Politics, drama, mystery, and art are among the subjects covered in the Toronto Public Library’s Native Peoples Collection. The variety among its 317 titles is impressive, but many of them have one thing in common: they’ve been checked out.

“We’ve noticed increased, sustained interest from TPL customers for Indigenous materials,” says Michele Melady, manager of collection development and membership services at TPL. “It’s all kinds of material: fiction, non-fiction, even poetry. The material is circulating broadly in all areas of the city.”

And across the country, too: library staff throughout Canada are reporting a rise in demand for Indigenous reads. In Toronto, hold lists for Cherie Dimaline’s 2017 YA novel The Marrow Thieves (Dancing Cat Books) and Katherena Vermette’s 2016 novel The Break (House of Anansi Press) are typically in the triple digits.

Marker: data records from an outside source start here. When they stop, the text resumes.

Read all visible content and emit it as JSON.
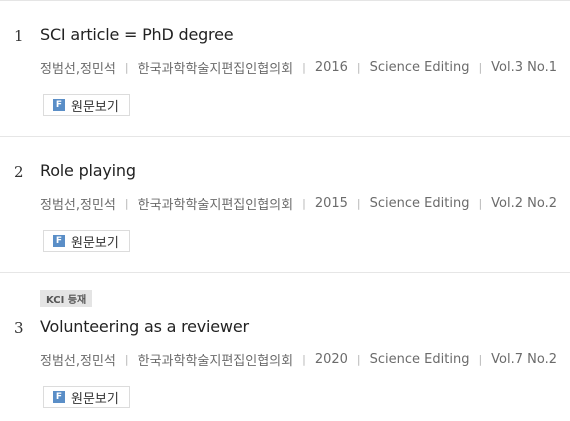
{
  "results": [
    {
      "number": "1",
      "title": "SCI article = PhD degree",
      "authors": "정범선,정민석",
      "publisher": "한국과학학술지편집인협의회",
      "year": "2016",
      "journal": "Science Editing",
      "volume": "Vol.3 No.1",
      "button_icon_text": "F",
      "button_label": "원문보기"
    },
    {
      "number": "2",
      "title": "Role playing",
      "authors": "정범선,정민석",
      "publisher": "한국과학학술지편집인협의회",
      "year": "2015",
      "journal": "Science Editing",
      "volume": "Vol.2 No.2",
      "button_icon_text": "F",
      "button_label": "원문보기"
    },
    {
      "number": "3",
      "badge": "KCI 등재",
      "title": "Volunteering as a reviewer",
      "authors": "정범선,정민석",
      "publisher": "한국과학학술지편집인협의회",
      "year": "2020",
      "journal": "Science Editing",
      "volume": "Vol.7 No.2",
      "button_icon_text": "F",
      "button_label": "원문보기"
    }
  ],
  "meta_separator": "|"
}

At the Vancouver Public Library, Thomas King’s 2012 historical survey, The Inconvenient Indian (Doubleday Canada), reigns as the most borrowed book by an Indigenous author. In Newfoundland and Labrador, popular titles echo bestseller and awards lists, with Tanya Talaga’s Seven Fallen Feathers: Racism, Death, and Hard Truths in a Northern City (Anansi), Joshua Whitehead’s novel Jonny Appleseed (Arsenal Pulp Press), and Sheila Watt-Cloutier’s 2015 memoir The Right to Be Cold: One Woman’s Story of Protecting Her Culture, the Arctic and the Whole Planet (Penguin Canada) among the books most in demand.

Anna Swanson, provincial selection coordinator for Newfoundland & Labrador Public Libraries, has noticed an increased demand for children’s material on Indigenous peoples, languages, and local history. “I’ve heard from teachers who are looking for materials for early childhood education, preschool daycare workers who are looking to include Indigenous materials in their story times, an Inuit adoption group who was looking for more diverse books,” says Swanson. “In the 10 years that I have been doing this, the amount, quality, and production value of Indigenous material published in Canada especially has improved immensely.”

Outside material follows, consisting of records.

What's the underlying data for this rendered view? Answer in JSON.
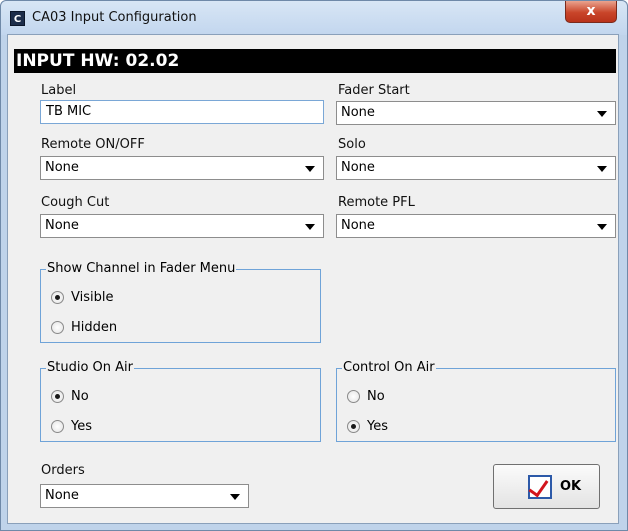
{
  "window": {
    "title": "CA03 Input Configuration",
    "app_icon": "C",
    "close_glyph": "x"
  },
  "header": {
    "text": "INPUT HW: 02.02"
  },
  "label_field": {
    "caption": "Label",
    "value": "TB MIC"
  },
  "fader_start": {
    "caption": "Fader Start",
    "value": "None"
  },
  "remote_onoff": {
    "caption": "Remote ON/OFF",
    "value": "None"
  },
  "solo": {
    "caption": "Solo",
    "value": "None"
  },
  "cough_cut": {
    "caption": "Cough Cut",
    "value": "None"
  },
  "remote_pfl": {
    "caption": "Remote PFL",
    "value": "None"
  },
  "show_channel": {
    "title": "Show Channel in Fader Menu",
    "options": [
      {
        "label": "Visible",
        "checked": true
      },
      {
        "label": "Hidden",
        "checked": false
      }
    ]
  },
  "studio_on_air": {
    "title": "Studio On Air",
    "options": [
      {
        "label": "No",
        "checked": true
      },
      {
        "label": "Yes",
        "checked": false
      }
    ]
  },
  "control_on_air": {
    "title": "Control On Air",
    "options": [
      {
        "label": "No",
        "checked": false
      },
      {
        "label": "Yes",
        "checked": true
      }
    ]
  },
  "orders": {
    "caption": "Orders",
    "value": "None"
  },
  "ok_button": {
    "label": "OK",
    "icon": "checkmark-icon"
  },
  "colors": {
    "titlebar": "#c2d6ee",
    "client_bg": "#f0f0f0",
    "header_bg": "#000000",
    "group_border": "#6fa3d8",
    "close_button": "#c9452a",
    "check_red": "#d2141c"
  }
}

There has been a surge in demand on the West Coast as well, reports Kay Cahill, acting director of collections and technology at the Vancouver Public Library. “Some of our branches report they literally can’t keep the children’s collection on the shelves,” she says.

VPL first expanded its Indigenous collection in 2016 in response to the Truth and Reconciliation Commission of Canada’s Calls to Action report, which summoned Canadian libraries to expand materials and programming related to residential schools.

“We wanted the collections to reflect and honour the cultures, the experiences, the interests of the communities, and the histories that are associated with it,” Cahill says.

The library’s collection profile for selecting Indigenous material was developed in consultation with local First Nations groups. Criteria outlined in the report includes an emphasis on Indigenous writers and themes and material that illustrates Indigenous storytelling techniques.

Colette Poitras, manager of Indigenous public library outreach for the Alberta public library services branch, says that readers are becoming more selective in their choices and are seeking out books by Indigenous authors. “People are trying to find stories that actually speak the truth,” she says.

Having identified the demand for Indigenous material, libraries are now implementing creative approaches to increase their discoverability. TPL has started flagging relevant material by affixing a Native Peoples’ label to the spines. The Edmonton Public Library has an online storytelling bank, Voices of Amiskwaciy, for Indigenous communities to contribute text, audio, and image content. VPL has a storyteller-in-residence to continue the oral tradition of sharing Indigenous stories.

Melady isn’t anticipating the demand will decrease any time soon. “We’ll continue to buy in this area,” she says. “Going forward the focus will probably be on new material because a lot of retrospective work has been done. But we anticipate that publishers are going to continue to release material by Indigenous authors and that it’s going to continue to resonate.”